[App and web page records]
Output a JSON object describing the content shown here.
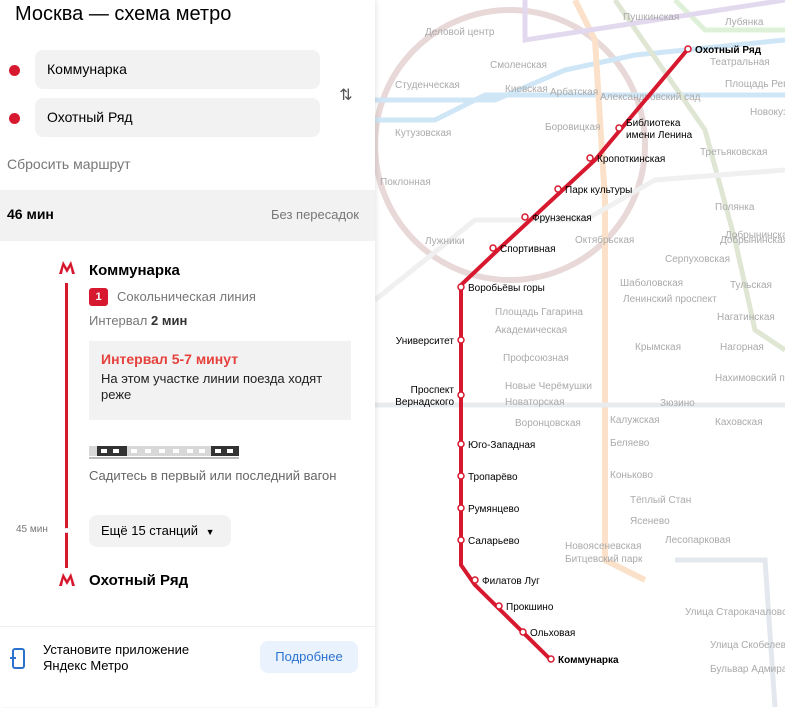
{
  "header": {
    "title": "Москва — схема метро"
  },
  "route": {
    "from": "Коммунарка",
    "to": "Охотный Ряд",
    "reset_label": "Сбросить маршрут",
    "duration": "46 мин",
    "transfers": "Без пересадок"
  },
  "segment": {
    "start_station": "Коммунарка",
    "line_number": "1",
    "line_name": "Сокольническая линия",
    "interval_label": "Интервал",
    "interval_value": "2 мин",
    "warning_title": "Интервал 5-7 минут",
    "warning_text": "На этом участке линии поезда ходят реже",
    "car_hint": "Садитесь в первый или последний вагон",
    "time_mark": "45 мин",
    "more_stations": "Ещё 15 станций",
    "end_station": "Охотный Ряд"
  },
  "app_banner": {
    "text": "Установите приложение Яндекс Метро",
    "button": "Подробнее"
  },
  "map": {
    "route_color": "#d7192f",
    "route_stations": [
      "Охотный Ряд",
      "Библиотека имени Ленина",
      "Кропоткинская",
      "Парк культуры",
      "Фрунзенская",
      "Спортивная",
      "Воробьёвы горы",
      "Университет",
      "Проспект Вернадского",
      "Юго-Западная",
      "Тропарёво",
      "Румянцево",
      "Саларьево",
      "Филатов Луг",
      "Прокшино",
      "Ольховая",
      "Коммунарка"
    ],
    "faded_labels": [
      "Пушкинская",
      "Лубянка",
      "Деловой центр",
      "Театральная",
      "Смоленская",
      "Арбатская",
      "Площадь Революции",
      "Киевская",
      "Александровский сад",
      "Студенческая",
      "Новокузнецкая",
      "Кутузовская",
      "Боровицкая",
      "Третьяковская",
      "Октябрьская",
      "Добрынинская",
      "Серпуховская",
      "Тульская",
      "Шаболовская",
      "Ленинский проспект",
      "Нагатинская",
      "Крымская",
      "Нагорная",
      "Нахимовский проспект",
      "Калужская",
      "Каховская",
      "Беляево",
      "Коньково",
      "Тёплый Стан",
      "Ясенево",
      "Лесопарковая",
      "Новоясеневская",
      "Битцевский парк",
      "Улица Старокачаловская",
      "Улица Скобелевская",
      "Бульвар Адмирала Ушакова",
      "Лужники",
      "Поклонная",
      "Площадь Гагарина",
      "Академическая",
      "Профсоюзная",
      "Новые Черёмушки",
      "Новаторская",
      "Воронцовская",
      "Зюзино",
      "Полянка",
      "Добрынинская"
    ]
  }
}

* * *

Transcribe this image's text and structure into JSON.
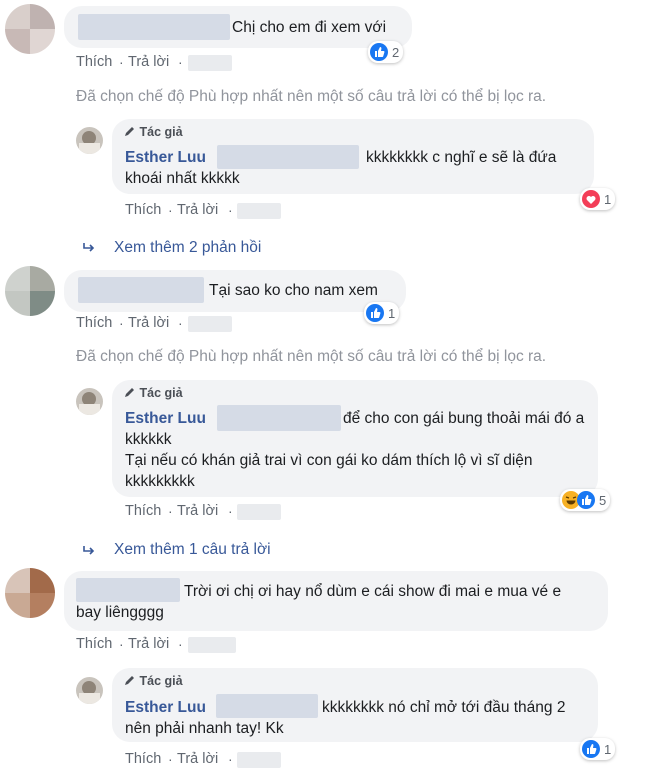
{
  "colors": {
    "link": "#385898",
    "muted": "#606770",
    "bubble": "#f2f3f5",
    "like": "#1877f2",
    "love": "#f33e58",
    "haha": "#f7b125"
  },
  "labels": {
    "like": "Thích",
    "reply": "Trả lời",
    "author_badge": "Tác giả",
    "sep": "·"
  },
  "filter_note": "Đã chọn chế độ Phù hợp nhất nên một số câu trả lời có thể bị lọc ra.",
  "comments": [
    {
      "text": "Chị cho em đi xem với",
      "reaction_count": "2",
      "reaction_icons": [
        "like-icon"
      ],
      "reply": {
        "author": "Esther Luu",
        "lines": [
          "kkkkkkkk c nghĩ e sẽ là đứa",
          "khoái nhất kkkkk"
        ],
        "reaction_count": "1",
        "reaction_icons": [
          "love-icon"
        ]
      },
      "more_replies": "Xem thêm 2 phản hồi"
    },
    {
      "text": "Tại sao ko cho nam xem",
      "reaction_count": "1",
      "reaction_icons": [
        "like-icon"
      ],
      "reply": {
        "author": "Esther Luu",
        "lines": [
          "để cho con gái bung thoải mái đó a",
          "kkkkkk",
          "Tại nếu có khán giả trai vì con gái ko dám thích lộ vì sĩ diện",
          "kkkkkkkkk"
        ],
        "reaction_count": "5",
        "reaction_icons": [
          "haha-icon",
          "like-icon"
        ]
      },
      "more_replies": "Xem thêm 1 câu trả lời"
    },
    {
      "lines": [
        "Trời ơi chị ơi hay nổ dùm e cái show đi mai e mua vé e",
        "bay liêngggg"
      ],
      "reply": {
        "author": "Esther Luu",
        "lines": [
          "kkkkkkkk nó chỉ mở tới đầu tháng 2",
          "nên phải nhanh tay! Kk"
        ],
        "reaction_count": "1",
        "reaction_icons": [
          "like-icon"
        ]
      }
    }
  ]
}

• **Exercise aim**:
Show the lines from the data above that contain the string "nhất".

• **Solution**:
  "filter_note": "Đã chọn chế độ Phù hợp nhất nên một số câu trả lời có thể bị lọc ra.",
          "khoái nhất kkkkk"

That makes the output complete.